According to the findings of a new study published in the peer-reviewed journal ‘Emotion,’ compulsive internet use has more severe effects on “effortful” forms of emotion regulation such as difficulties pursuing life goals and understanding one’s emotions.
The paper is the first longitudinal study to ex amine the connection between internet addiction among teenagers and emotion regulation difficulties, reported the ‘MedicalXpress’. Lead author of the study Dr. James Donald from the University of Sydney Business School, said, “We observed a pattern of behaviour over time that suggests internet addiction leads to emotion regulation problems, but not the reverse.
“While it might be difficult for parents to control internet access, our study suggests that parents and schools have an important role to play in teaching their kids about healthy internet use, monitoring the activities they engage with online, and ensuring they have meaningful and engaging offline activities that provide balance.”
Donald is from the Business School’s Discipline of Work & Organisational Studies. Over 2,800 adolescents aged years eight to 11 inclusive, from across 17 Australian high schools took part in the study. The study found no evidence that, among young people, having pre-existing emotion regulation difficulties leads to problems regulating their use of the internet. On his part, Co-author Professor Joseph Ciarrochi, said.
“Our research shows compulsive internet use has little impact on less complex emotional processes like self-acceptance and awareness. “A 12-month period of compulsive internet use might not be as harmful as we first thought. However, if this behaviour persists into a teenager’s later years, effects compound, and emotion dysregulation can become a problem.”
However, the research also suggested that teaching adolescents general emotion regulation skills, for example through programmes at school, may not be as effective in reducing compulsive internet use as more direct approaches like limiting time spent on the internet.
“Since the outbreak of the coronavirus pandemic, high school students are more reliant on the internet than ever before.
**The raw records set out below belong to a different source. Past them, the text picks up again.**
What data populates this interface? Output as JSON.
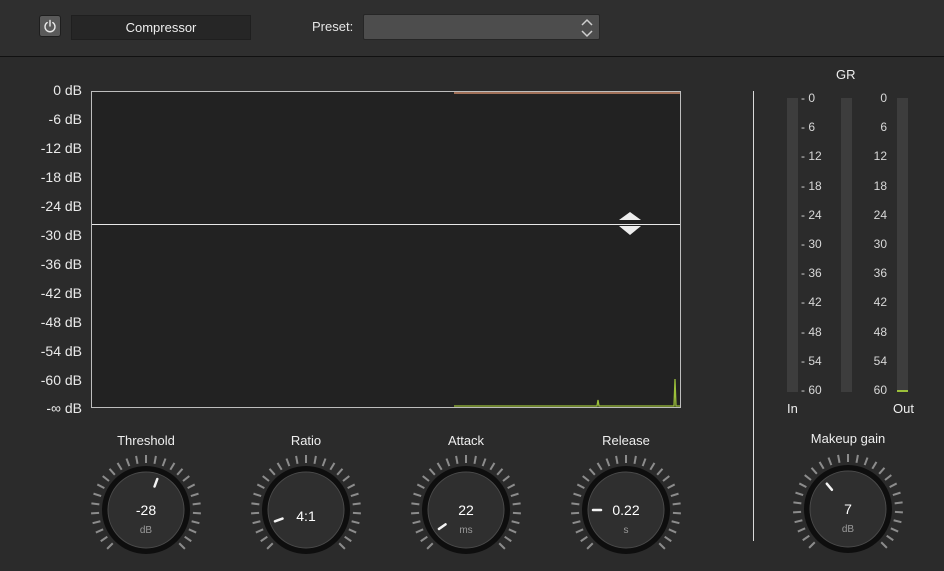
{
  "header": {
    "plugin_name": "Compressor",
    "preset_label": "Preset:",
    "preset_value": ""
  },
  "graph": {
    "db_labels": [
      "0 dB",
      "-6 dB",
      "-12 dB",
      "-18 dB",
      "-24 dB",
      "-30 dB",
      "-36 dB",
      "-42 dB",
      "-48 dB",
      "-54 dB",
      "-60 dB",
      "-∞ dB"
    ],
    "threshold_db": -28
  },
  "meters": {
    "title": "GR",
    "left_ticks": [
      "- 0",
      "- 6",
      "- 12",
      "- 18",
      "- 24",
      "- 30",
      "- 36",
      "- 42",
      "- 48",
      "- 54",
      "- 60"
    ],
    "right_ticks": [
      "0",
      "6",
      "12",
      "18",
      "24",
      "30",
      "36",
      "42",
      "48",
      "54",
      "60"
    ],
    "in_label": "In",
    "out_label": "Out"
  },
  "knobs": {
    "threshold": {
      "title": "Threshold",
      "value": "-28",
      "unit": "dB"
    },
    "ratio": {
      "title": "Ratio",
      "value": "4:1",
      "unit": ""
    },
    "attack": {
      "title": "Attack",
      "value": "22",
      "unit": "ms"
    },
    "release": {
      "title": "Release",
      "value": "0.22",
      "unit": "s"
    },
    "makeup": {
      "title": "Makeup gain",
      "value": "7",
      "unit": "dB"
    }
  },
  "colors": {
    "accent_green": "#9bbf3a",
    "accent_orange": "#c98a6a"
  }
}
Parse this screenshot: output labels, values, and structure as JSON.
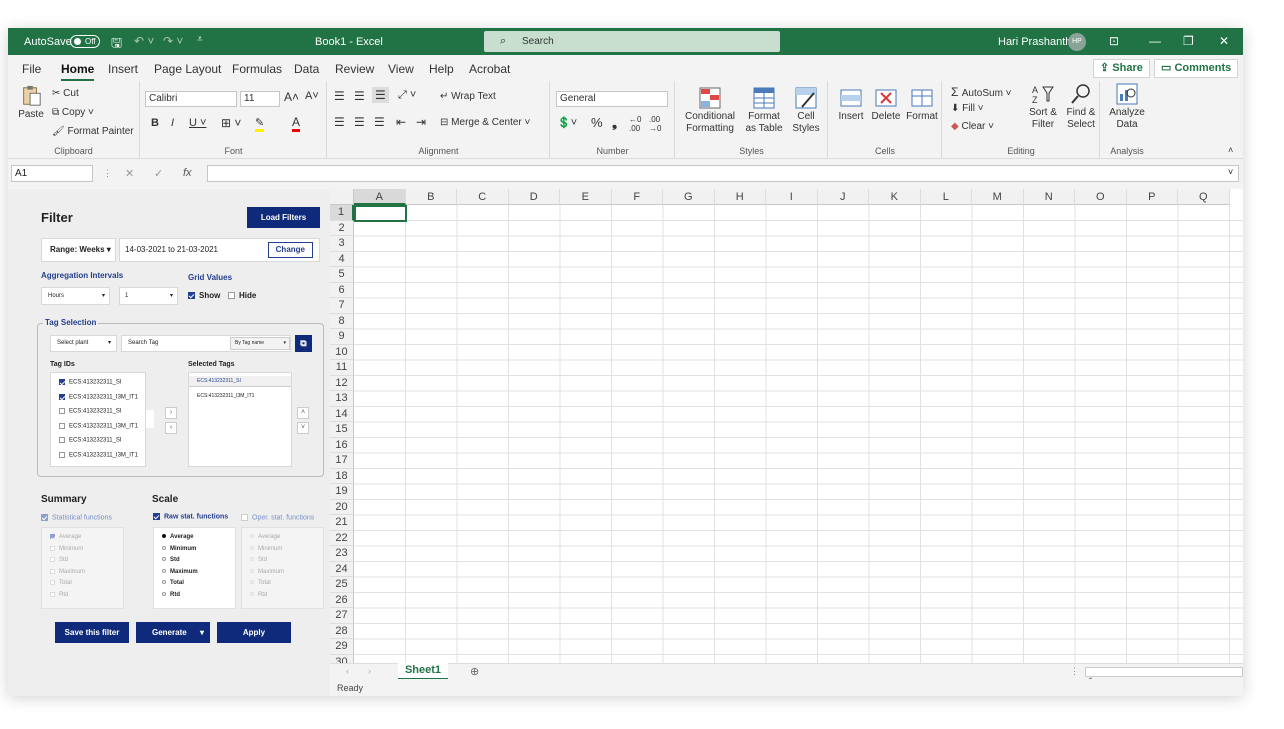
{
  "titlebar": {
    "autosave": "AutoSave",
    "toggle": "Off",
    "title": "Book1  -  Excel",
    "search": "Search",
    "user": "Hari Prashanth",
    "initials": "HP"
  },
  "menu": {
    "tabs": [
      "File",
      "Home",
      "Insert",
      "Page Layout",
      "Formulas",
      "Data",
      "Review",
      "View",
      "Help",
      "Acrobat"
    ],
    "share": "Share",
    "comments": "Comments"
  },
  "ribbon": {
    "clipboard": {
      "paste": "Paste",
      "cut": "Cut",
      "copy": "Copy",
      "format_painter": "Format Painter",
      "label": "Clipboard"
    },
    "font": {
      "name": "Calibri",
      "size": "11",
      "label": "Font"
    },
    "alignment": {
      "wrap": "Wrap Text",
      "merge": "Merge & Center",
      "label": "Alignment"
    },
    "number": {
      "format": "General",
      "label": "Number"
    },
    "styles": {
      "conditional": "Conditional Formatting",
      "table": "Format as Table",
      "cell": "Cell Styles",
      "label": "Styles"
    },
    "cells": {
      "insert": "Insert",
      "delete": "Delete",
      "format": "Format",
      "label": "Cells"
    },
    "editing": {
      "autosum": "AutoSum",
      "fill": "Fill",
      "clear": "Clear",
      "sort": "Sort & Filter",
      "find": "Find & Select",
      "label": "Editing"
    },
    "analysis": {
      "analyze": "Analyze Data",
      "label": "Analysis"
    }
  },
  "formula": {
    "namebox": "A1",
    "fx": "fx"
  },
  "panel": {
    "title": "Filter",
    "load_filters": "Load Filters",
    "range": "Range: Weeks",
    "date_range": "14-03-2021 to 21-03-2021",
    "change": "Change",
    "aggregation": "Aggregation Intervals",
    "agg_unit": "Hours",
    "agg_value": "1",
    "grid_values": "Grid Values",
    "show": "Show",
    "hide": "Hide",
    "tag_selection": "Tag Selection",
    "select_plant": "Select plant",
    "search_tag": "Search Tag",
    "by_tag": "By Tag name",
    "tag_ids": "Tag IDs",
    "tag_list": [
      {
        "label": "ECS:413232311_SI",
        "checked": true
      },
      {
        "label": "ECS:413232311_I3M_IT1",
        "checked": true
      },
      {
        "label": "ECS:413232311_SI",
        "checked": false
      },
      {
        "label": "ECS:413232311_I3M_IT1",
        "checked": false
      },
      {
        "label": "ECS:413232311_SI",
        "checked": false
      },
      {
        "label": "ECS:413232311_I3M_IT1",
        "checked": false
      }
    ],
    "selected_tags": "Selected Tags",
    "selected_list": [
      "ECS:413232311_SI",
      "ECS:413232311_I3M_IT1"
    ],
    "summary": "Summary",
    "scale": "Scale",
    "stat_functions": "Statistical functions",
    "raw_stat": "Raw stat. functions",
    "oper_stat": "Oper. stat. functions",
    "summary_items": [
      "Average",
      "Minimum",
      "Std",
      "Maximum",
      "Total",
      "Rtd"
    ],
    "raw_items": [
      "Average",
      "Minimum",
      "Std",
      "Maximum",
      "Total",
      "Rtd"
    ],
    "oper_items": [
      "Average",
      "Minimum",
      "Std",
      "Maximum",
      "Total",
      "Rtd"
    ],
    "save_filter": "Save this filter",
    "generate": "Generate",
    "apply": "Apply"
  },
  "grid": {
    "columns": [
      "A",
      "B",
      "C",
      "D",
      "E",
      "F",
      "G",
      "H",
      "I",
      "J",
      "K",
      "L",
      "M",
      "N",
      "O",
      "P",
      "Q"
    ],
    "rows": [
      "1",
      "2",
      "3",
      "4",
      "5",
      "6",
      "7",
      "8",
      "9",
      "10",
      "11",
      "12",
      "13",
      "14",
      "15",
      "16",
      "17",
      "18",
      "19",
      "20",
      "21",
      "22",
      "23",
      "24",
      "25",
      "26",
      "27",
      "28",
      "29",
      "30"
    ],
    "sheet": "Sheet1",
    "status": "Ready"
  },
  "colors": {
    "excel_green": "#217346",
    "navy": "#0f2a7a"
  }
}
The internet is both a site of learning and play, which makes it difficult for parents to monitor,” said Donald